Entries taken from a collection:

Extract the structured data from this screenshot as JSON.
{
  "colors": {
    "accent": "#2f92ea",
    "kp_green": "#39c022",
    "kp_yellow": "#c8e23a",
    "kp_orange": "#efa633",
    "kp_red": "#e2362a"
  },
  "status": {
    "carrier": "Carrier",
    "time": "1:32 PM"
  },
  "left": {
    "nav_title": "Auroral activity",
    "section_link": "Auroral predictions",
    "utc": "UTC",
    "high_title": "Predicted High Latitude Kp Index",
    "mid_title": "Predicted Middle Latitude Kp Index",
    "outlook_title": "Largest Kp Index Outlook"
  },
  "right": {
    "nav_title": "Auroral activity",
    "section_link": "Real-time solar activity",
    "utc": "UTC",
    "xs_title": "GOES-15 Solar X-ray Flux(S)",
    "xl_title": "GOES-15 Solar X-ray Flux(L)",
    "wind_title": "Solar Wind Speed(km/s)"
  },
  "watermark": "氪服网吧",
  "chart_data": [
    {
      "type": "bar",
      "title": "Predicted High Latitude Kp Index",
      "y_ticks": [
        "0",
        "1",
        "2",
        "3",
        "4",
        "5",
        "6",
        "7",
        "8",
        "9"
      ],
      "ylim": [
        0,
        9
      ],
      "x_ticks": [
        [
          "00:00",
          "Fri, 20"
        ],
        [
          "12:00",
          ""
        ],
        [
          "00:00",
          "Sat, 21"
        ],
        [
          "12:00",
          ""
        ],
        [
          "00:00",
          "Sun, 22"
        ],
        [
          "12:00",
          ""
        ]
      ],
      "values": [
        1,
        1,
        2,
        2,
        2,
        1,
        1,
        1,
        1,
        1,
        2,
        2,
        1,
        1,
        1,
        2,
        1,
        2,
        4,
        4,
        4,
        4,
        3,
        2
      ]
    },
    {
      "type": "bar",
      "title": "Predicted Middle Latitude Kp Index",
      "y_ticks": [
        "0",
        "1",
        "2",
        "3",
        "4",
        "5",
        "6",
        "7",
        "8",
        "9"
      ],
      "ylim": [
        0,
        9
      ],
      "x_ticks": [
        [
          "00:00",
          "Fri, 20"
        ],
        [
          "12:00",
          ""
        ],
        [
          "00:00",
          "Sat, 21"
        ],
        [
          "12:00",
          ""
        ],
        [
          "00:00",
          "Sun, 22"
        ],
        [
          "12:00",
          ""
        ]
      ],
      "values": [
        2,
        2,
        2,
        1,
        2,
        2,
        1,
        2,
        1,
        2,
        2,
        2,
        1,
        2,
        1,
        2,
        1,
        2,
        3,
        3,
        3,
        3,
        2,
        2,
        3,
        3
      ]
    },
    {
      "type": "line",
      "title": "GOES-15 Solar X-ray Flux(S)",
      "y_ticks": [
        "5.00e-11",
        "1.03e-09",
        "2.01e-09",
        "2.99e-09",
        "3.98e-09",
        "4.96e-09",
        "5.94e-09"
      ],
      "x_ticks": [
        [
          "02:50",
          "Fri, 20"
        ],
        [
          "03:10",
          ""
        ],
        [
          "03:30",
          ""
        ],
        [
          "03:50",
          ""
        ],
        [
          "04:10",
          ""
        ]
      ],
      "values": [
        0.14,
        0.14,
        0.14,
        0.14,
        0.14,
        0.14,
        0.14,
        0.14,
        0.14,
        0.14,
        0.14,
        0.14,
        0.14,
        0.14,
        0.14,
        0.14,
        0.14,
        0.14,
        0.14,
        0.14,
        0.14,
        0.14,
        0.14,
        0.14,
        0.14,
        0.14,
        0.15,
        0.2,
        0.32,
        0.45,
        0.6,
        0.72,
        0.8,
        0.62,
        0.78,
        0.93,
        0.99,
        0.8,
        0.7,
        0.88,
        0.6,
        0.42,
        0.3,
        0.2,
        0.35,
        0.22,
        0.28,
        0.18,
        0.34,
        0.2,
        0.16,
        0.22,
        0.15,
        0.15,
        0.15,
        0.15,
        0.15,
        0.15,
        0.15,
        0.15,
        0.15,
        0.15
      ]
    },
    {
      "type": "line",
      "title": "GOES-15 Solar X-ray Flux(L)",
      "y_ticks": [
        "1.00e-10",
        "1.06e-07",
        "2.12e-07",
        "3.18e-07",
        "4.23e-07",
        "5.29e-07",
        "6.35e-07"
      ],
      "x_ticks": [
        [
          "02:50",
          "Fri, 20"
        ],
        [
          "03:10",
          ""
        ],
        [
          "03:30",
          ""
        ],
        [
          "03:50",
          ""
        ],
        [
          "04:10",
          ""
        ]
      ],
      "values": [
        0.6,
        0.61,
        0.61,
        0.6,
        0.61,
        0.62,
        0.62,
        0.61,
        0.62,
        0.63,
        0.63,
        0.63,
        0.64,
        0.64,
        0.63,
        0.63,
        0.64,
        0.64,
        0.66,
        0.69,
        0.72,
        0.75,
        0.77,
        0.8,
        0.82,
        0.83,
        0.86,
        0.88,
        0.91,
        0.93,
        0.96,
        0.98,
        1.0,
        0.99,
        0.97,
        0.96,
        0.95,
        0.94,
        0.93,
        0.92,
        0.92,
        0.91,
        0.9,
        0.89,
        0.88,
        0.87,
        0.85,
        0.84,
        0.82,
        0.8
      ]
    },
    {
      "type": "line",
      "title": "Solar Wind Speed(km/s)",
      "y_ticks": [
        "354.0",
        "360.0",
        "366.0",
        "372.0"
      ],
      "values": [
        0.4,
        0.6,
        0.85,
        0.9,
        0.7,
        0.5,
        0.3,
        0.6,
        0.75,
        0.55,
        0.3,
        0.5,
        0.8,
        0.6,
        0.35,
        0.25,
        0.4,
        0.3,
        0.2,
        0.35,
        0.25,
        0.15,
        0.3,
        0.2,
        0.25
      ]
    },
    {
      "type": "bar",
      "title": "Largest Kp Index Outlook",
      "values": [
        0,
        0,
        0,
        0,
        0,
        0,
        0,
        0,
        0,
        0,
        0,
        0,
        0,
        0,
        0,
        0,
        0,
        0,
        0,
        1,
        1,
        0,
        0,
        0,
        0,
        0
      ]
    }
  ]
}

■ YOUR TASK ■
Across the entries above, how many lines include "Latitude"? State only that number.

■ RESULT ■
4